# Power Series Solutions of ODE's

• Feb 10th 2008, 02:12 AM
nahal
Power Series Solutions of ODE's

consider the differential equation (1+x^2)y''-6y=0.
show that x=0 is an ordinary point of this equation - which i have done.

determine the interval in x for which the equation has a convergent solution of the form y=sigma(akx^k).

Show that the recurrence relation is
ak+2=-[(k-3)/(k+1)]*ak

and hence, determine the first six non-zero terms of the series solution.

• Feb 10th 2008, 09:03 AM
Jhevon
Quote:

Originally Posted by nahal

consider the differential equation (1+x^2)y''-6y=0.
show that x=0 is an ordinary point of this equation - which i have done.

determine the interval in x for which the equation has a convergent solution of the form y=sigma(akx^k).

Show that the recurrence relation is
ak+2=-[(k-3)/(k+1)]*ak

and hence, determine the first six non-zero terms of the series solution.

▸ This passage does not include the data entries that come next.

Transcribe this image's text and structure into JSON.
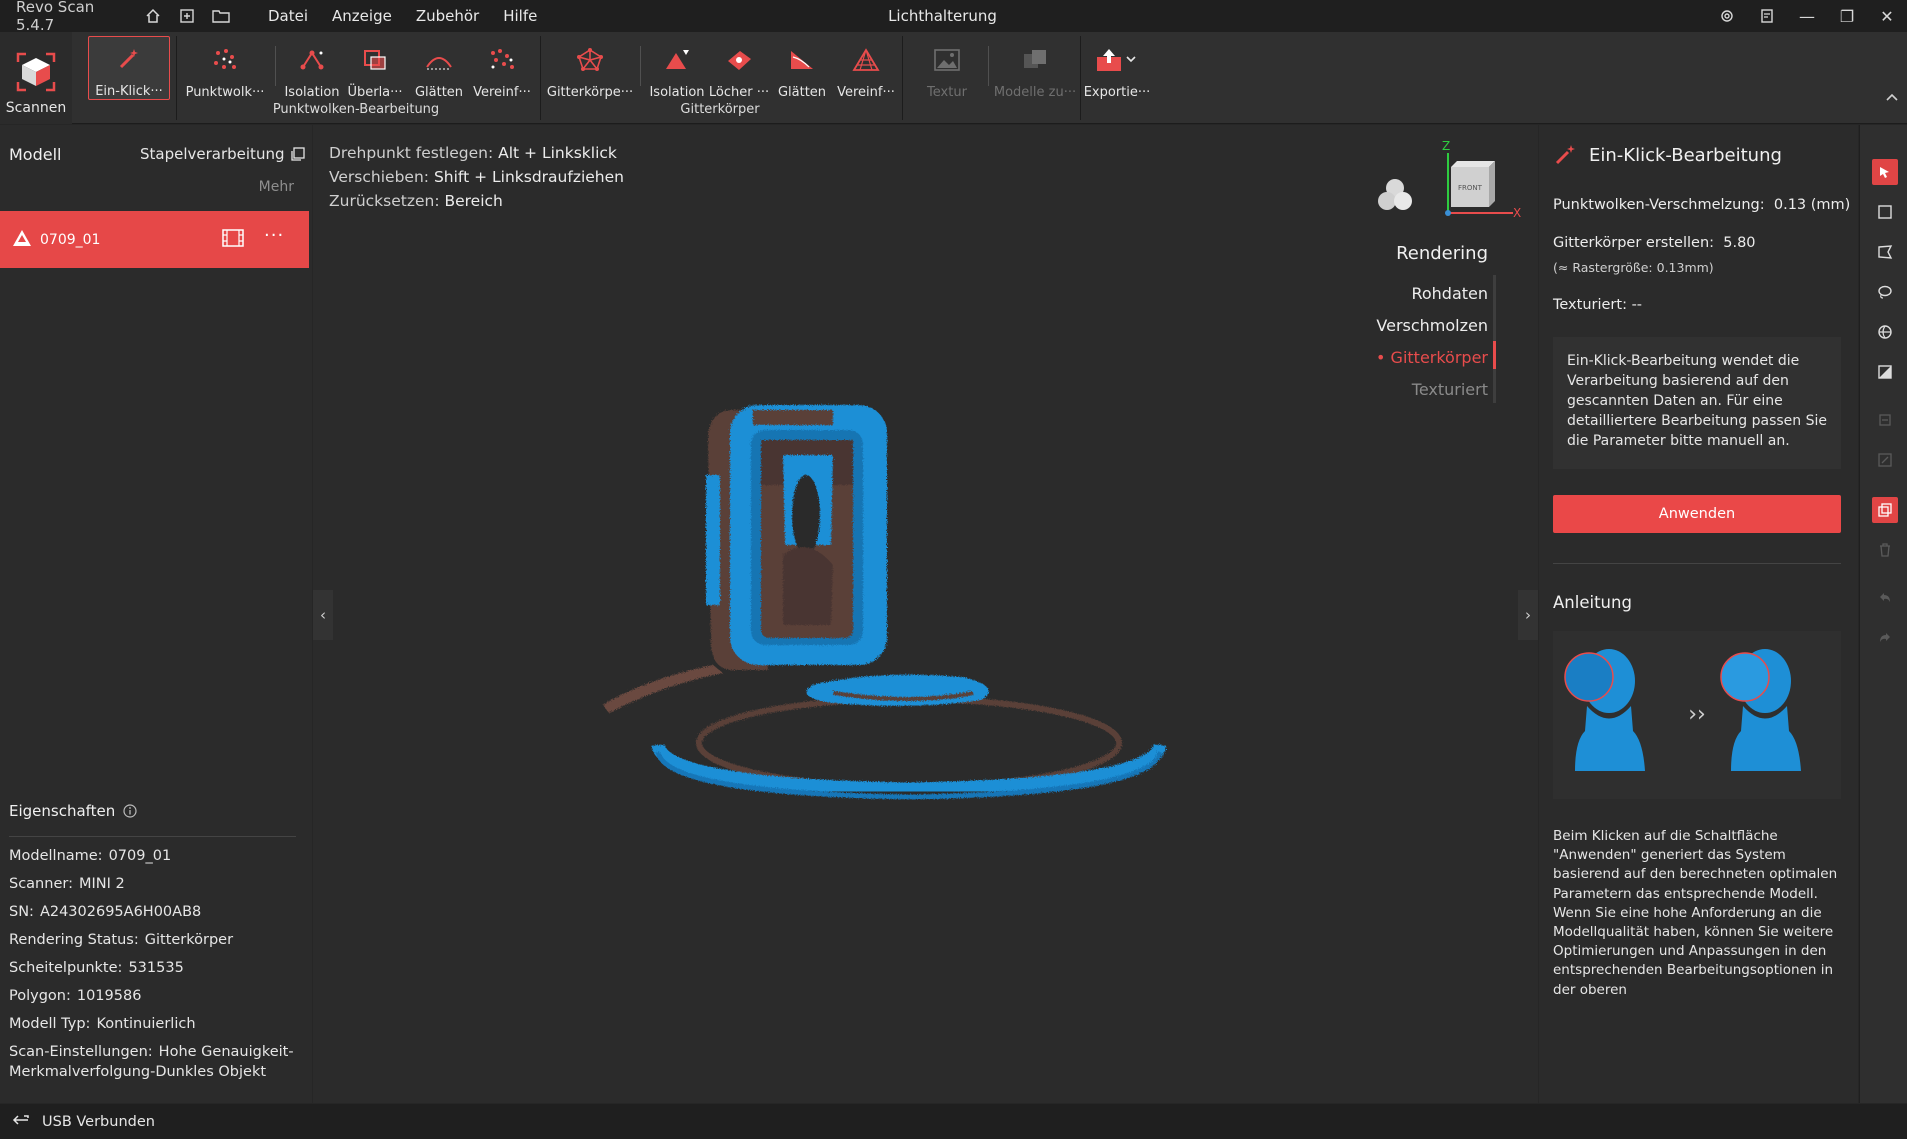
{
  "app": {
    "name": "Revo Scan 5.4.7",
    "window_title": "Lichthalterung",
    "menu": [
      "Datei",
      "Anzeige",
      "Zubehör",
      "Hilfe"
    ]
  },
  "toolbar": {
    "scan_label": "Scannen",
    "one_click_label": "Ein-Klick···",
    "pointcloud_tools": [
      "Punktwolk···",
      "Isolation",
      "Überla···",
      "Glätten",
      "Vereinf···"
    ],
    "pointcloud_group": "Punktwolken-Bearbeitung",
    "mesh_tools": [
      "Gitterkörpe···",
      "Isolation",
      "Löcher ···",
      "Glätten",
      "Vereinf···"
    ],
    "mesh_group": "Gitterkörper",
    "texture_label": "Textur",
    "merge_label": "Modelle zu···",
    "export_label": "Exportie···"
  },
  "left": {
    "title": "Modell",
    "batch_label": "Stapelverarbeitung",
    "more_label": "Mehr",
    "model_name": "0709_01",
    "model_menu": "···",
    "properties_title": "Eigenschaften",
    "properties": [
      {
        "label": "Modellname:",
        "value": "0709_01"
      },
      {
        "label": "Scanner:",
        "value": "MINI 2"
      },
      {
        "label": "SN:",
        "value": "A24302695A6H00AB8"
      },
      {
        "label": "Rendering Status:",
        "value": "Gitterkörper"
      },
      {
        "label": "Scheitelpunkte:",
        "value": "531535"
      },
      {
        "label": "Polygon:",
        "value": "1019586"
      },
      {
        "label": "Modell Typ:",
        "value": "Kontinuierlich"
      },
      {
        "label": "Scan-Einstellungen:",
        "value": "Hohe Genauigkeit-Merkmalverfolgung-Dunkles Objekt"
      }
    ]
  },
  "viewport": {
    "hints": [
      {
        "label": "Drehpunkt festlegen:",
        "value": "Alt + Linksklick"
      },
      {
        "label": "Verschieben:",
        "value": "Shift + Linksdraufziehen"
      },
      {
        "label": "Zurücksetzen:",
        "value": "Bereich"
      }
    ],
    "axis_z": "Z",
    "axis_x": "X",
    "cube_face": "FRONT",
    "rendering_title": "Rendering",
    "render_modes": [
      {
        "label": "Rohdaten",
        "state": "normal"
      },
      {
        "label": "Verschmolzen",
        "state": "normal"
      },
      {
        "label": "Gitterkörper",
        "state": "selected"
      },
      {
        "label": "Texturiert",
        "state": "disabled"
      }
    ]
  },
  "right": {
    "title": "Ein-Klick-Bearbeitung",
    "fusion_label": "Punktwolken-Verschmelzung:",
    "fusion_value": "0.13 (mm)",
    "mesh_label": "Gitterkörper erstellen:",
    "mesh_value": "5.80",
    "grid_note": "(≈ Rastergröße: 0.13mm)",
    "textured_label": "Texturiert:",
    "textured_value": "--",
    "info_text": "Ein-Klick-Bearbeitung wendet die Verarbeitung basierend auf den gescannten Daten an. Für eine detailliertere Bearbeitung passen Sie die Parameter bitte manuell an.",
    "apply_label": "Anwenden",
    "guide_title": "Anleitung",
    "guide_arrow": "››",
    "guide_text": "Beim Klicken auf die Schaltfläche \"Anwenden\" generiert das System basierend auf den berechneten optimalen Parametern das entsprechende Modell. Wenn Sie eine hohe Anforderung an die Modellqualität haben, können Sie weitere Optimierungen und Anpassungen in den entsprechenden Bearbeitungsoptionen in der oberen"
  },
  "status": {
    "connection": "USB Verbunden"
  },
  "colors": {
    "accent": "#e84c4c",
    "mesh_blue": "#1e8fd6",
    "mesh_brown": "#5a4038",
    "background": "#262626"
  }
}
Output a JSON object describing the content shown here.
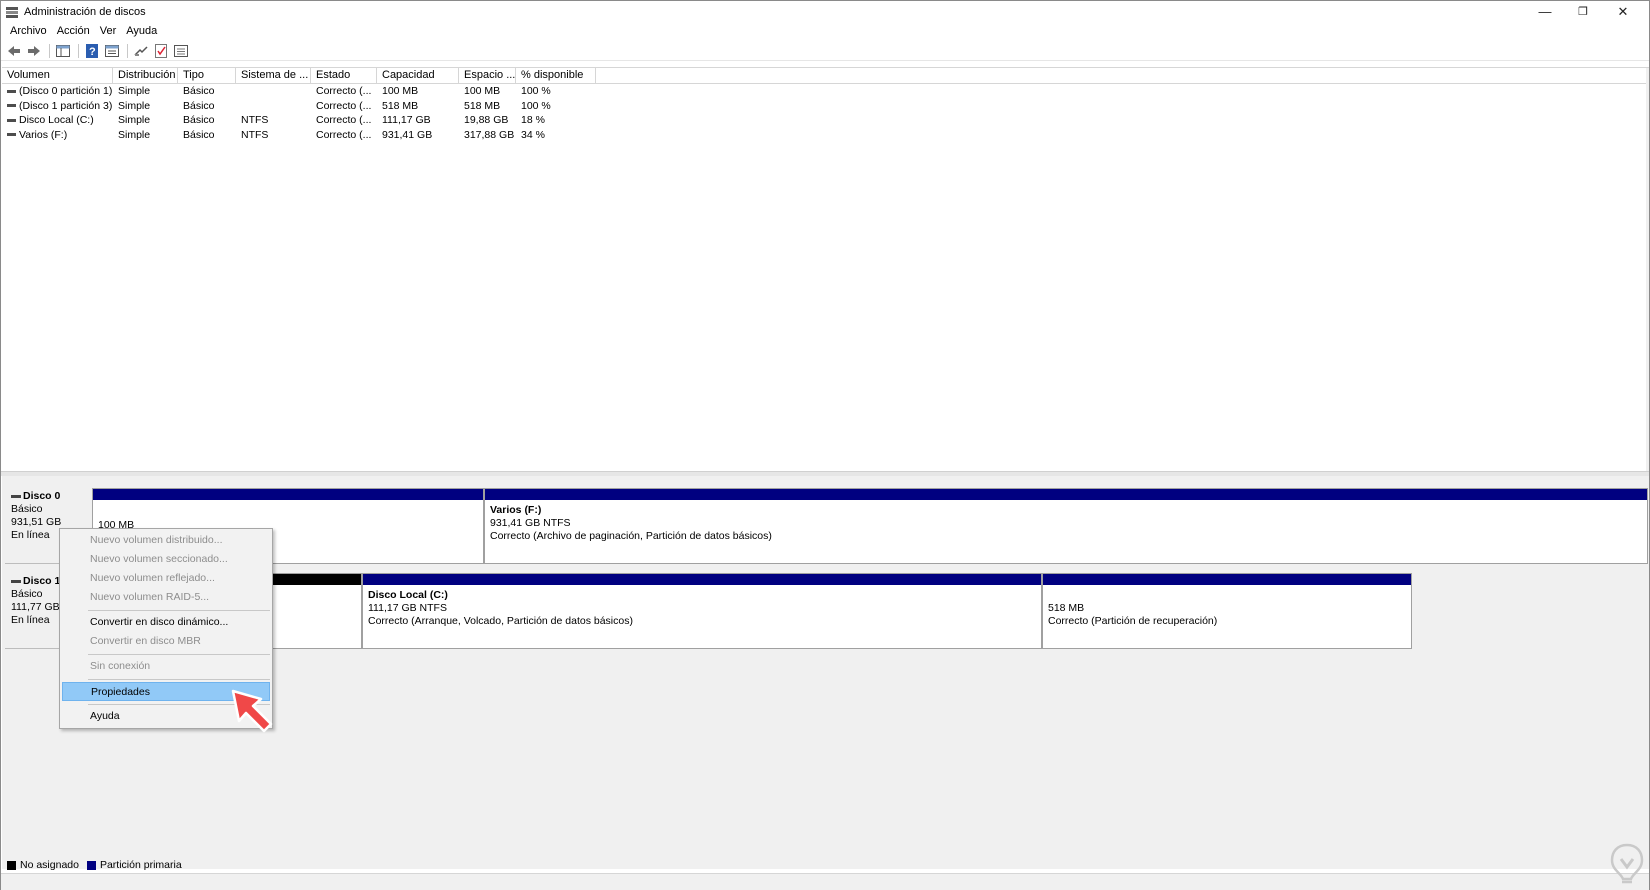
{
  "window": {
    "title": "Administración de discos",
    "controls": {
      "minimize": "—",
      "restore": "❐",
      "close": "✕"
    }
  },
  "menu": [
    "Archivo",
    "Acción",
    "Ver",
    "Ayuda"
  ],
  "toolbar": {
    "icons": [
      "back-icon",
      "forward-icon",
      "console-tree-icon",
      "help-icon",
      "properties-icon",
      "rescan-icon",
      "check-icon",
      "list-icon"
    ]
  },
  "volumes": {
    "columns": [
      "Volumen",
      "Distribución",
      "Tipo",
      "Sistema de ...",
      "Estado",
      "Capacidad",
      "Espacio ...",
      "% disponible"
    ],
    "rows": [
      [
        "(Disco 0 partición 1)",
        "Simple",
        "Básico",
        "",
        "Correcto (...",
        "100 MB",
        "100 MB",
        "100 %"
      ],
      [
        "(Disco 1 partición 3)",
        "Simple",
        "Básico",
        "",
        "Correcto (...",
        "518 MB",
        "518 MB",
        "100 %"
      ],
      [
        "Disco Local (C:)",
        "Simple",
        "Básico",
        "NTFS",
        "Correcto (...",
        "111,17 GB",
        "19,88 GB",
        "18 %"
      ],
      [
        "Varios (F:)",
        "Simple",
        "Básico",
        "NTFS",
        "Correcto (...",
        "931,41 GB",
        "317,88 GB",
        "34 %"
      ]
    ]
  },
  "disks": [
    {
      "name": "Disco 0",
      "type": "Básico",
      "size": "931,51 GB",
      "state": "En línea",
      "partitions": [
        {
          "name": "",
          "line1": "100 MB",
          "line2": "",
          "bar_color": "#000080"
        },
        {
          "name": "Varios  (F:)",
          "line1": "931,41 GB NTFS",
          "line2": "Correcto (Archivo de paginación, Partición de datos básicos)",
          "bar_color": "#000080"
        }
      ]
    },
    {
      "name": "Disco 1",
      "type": "Básico",
      "size": "111,77 GB",
      "state": "En línea",
      "partitions": [
        {
          "name": "",
          "line1": "",
          "line2": "",
          "bar_color": "#000000"
        },
        {
          "name": "Disco Local  (C:)",
          "line1": "111,17 GB NTFS",
          "line2": "Correcto (Arranque, Volcado, Partición de datos básicos)",
          "bar_color": "#000080"
        },
        {
          "name": "",
          "line1": "518 MB",
          "line2": "Correcto (Partición de recuperación)",
          "bar_color": "#000080"
        }
      ]
    }
  ],
  "context_menu": {
    "items": [
      {
        "label": "Nuevo volumen distribuido...",
        "disabled": true
      },
      {
        "label": "Nuevo volumen seccionado...",
        "disabled": true
      },
      {
        "label": "Nuevo volumen reflejado...",
        "disabled": true
      },
      {
        "label": "Nuevo volumen RAID-5...",
        "disabled": true
      },
      {
        "label": "Convertir en disco dinámico...",
        "disabled": false
      },
      {
        "label": "Convertir en disco MBR",
        "disabled": true
      },
      {
        "label": "Sin conexión",
        "disabled": true
      },
      {
        "label": "Propiedades",
        "disabled": false,
        "highlighted": true
      },
      {
        "label": "Ayuda",
        "disabled": false
      }
    ]
  },
  "legend": [
    {
      "label": "No asignado",
      "color": "#000000"
    },
    {
      "label": "Partición primaria",
      "color": "#000080"
    }
  ],
  "colors": {
    "primary_partition": "#000080",
    "unallocated": "#000000",
    "highlight": "#91c9f7",
    "pointer": "#f04848"
  }
}
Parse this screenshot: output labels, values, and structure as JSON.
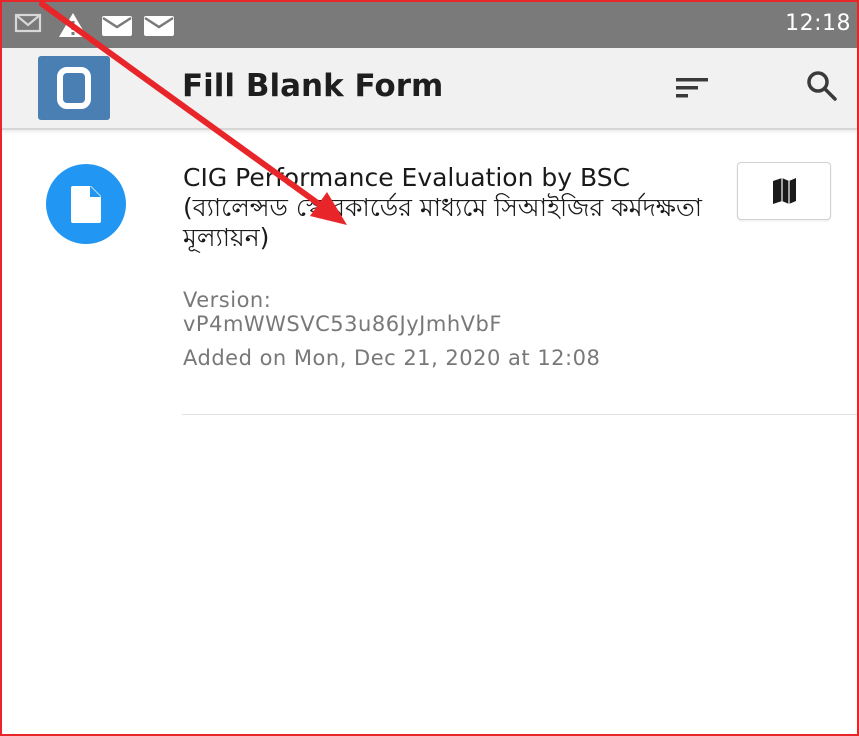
{
  "status_bar": {
    "time": "12:18",
    "icons": [
      "gmail-icon",
      "warning-icon",
      "mail-icon",
      "mail-icon"
    ]
  },
  "app_bar": {
    "title": "Fill Blank Form",
    "logo_icon": "app-logo-icon",
    "sort_icon": "sort-icon",
    "search_icon": "search-icon"
  },
  "forms": [
    {
      "title": "CIG Performance Evaluation by BSC (ব্যালেন্সড স্কোরকার্ডের মাধ্যমে সিআইজির কর্মদক্ষতা মূল্যায়ন)",
      "version_label": "Version:",
      "version": "vP4mWWSVC53u86JyJmhVbF",
      "added": "Added on Mon, Dec 21, 2020 at 12:08",
      "icon": "form-file-icon",
      "action_icon": "map-icon"
    }
  ],
  "colors": {
    "status_bar": "#7a7a7a",
    "app_bar": "#f1f1f1",
    "logo": "#4a7fb3",
    "form_icon": "#2196f3",
    "frame_border": "#e8262a",
    "annotation_arrow": "#e8262a",
    "secondary_text": "#787878"
  }
}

these problems are a pain to type out with LaTex, so i will give you some references. tell me if they help

see here

and here

and also here

just to start you off. we are expanding around $\displaystyle x_0 = 0$, so we assume a solution of $\displaystyle y = \sum_{k = 0}^{\infty}a_kx^k$

so, $\displaystyle y' = \sum_{k = 1}^{\infty}ka_kx^{k - 1}$

and, $\displaystyle y'' = \sum_{k = 2}^{\infty}k(k - 1)a_k x^{k - 2}$

now your problem is: $\displaystyle (1 + x^2)y'' - 6y = 0$

$\displaystyle \Rightarrow y'' + x^2y'' - 6y = 0$

now plug in the series forms for y and y'' and continue as you see in the links i gave you
• Feb 22nd 2008, 11:52 AM
nahal
Thank you for all your help, it was well appreciated.

There werew some very useful links that were provided.
• Feb 22nd 2008, 11:58 AM
Jhevon
Quote:

Originally Posted by nahal
Thank you for all your help, it was well appreciated.

There werew some very useful links that were provided.

you're welcome.

i suppose you solved the question ok then?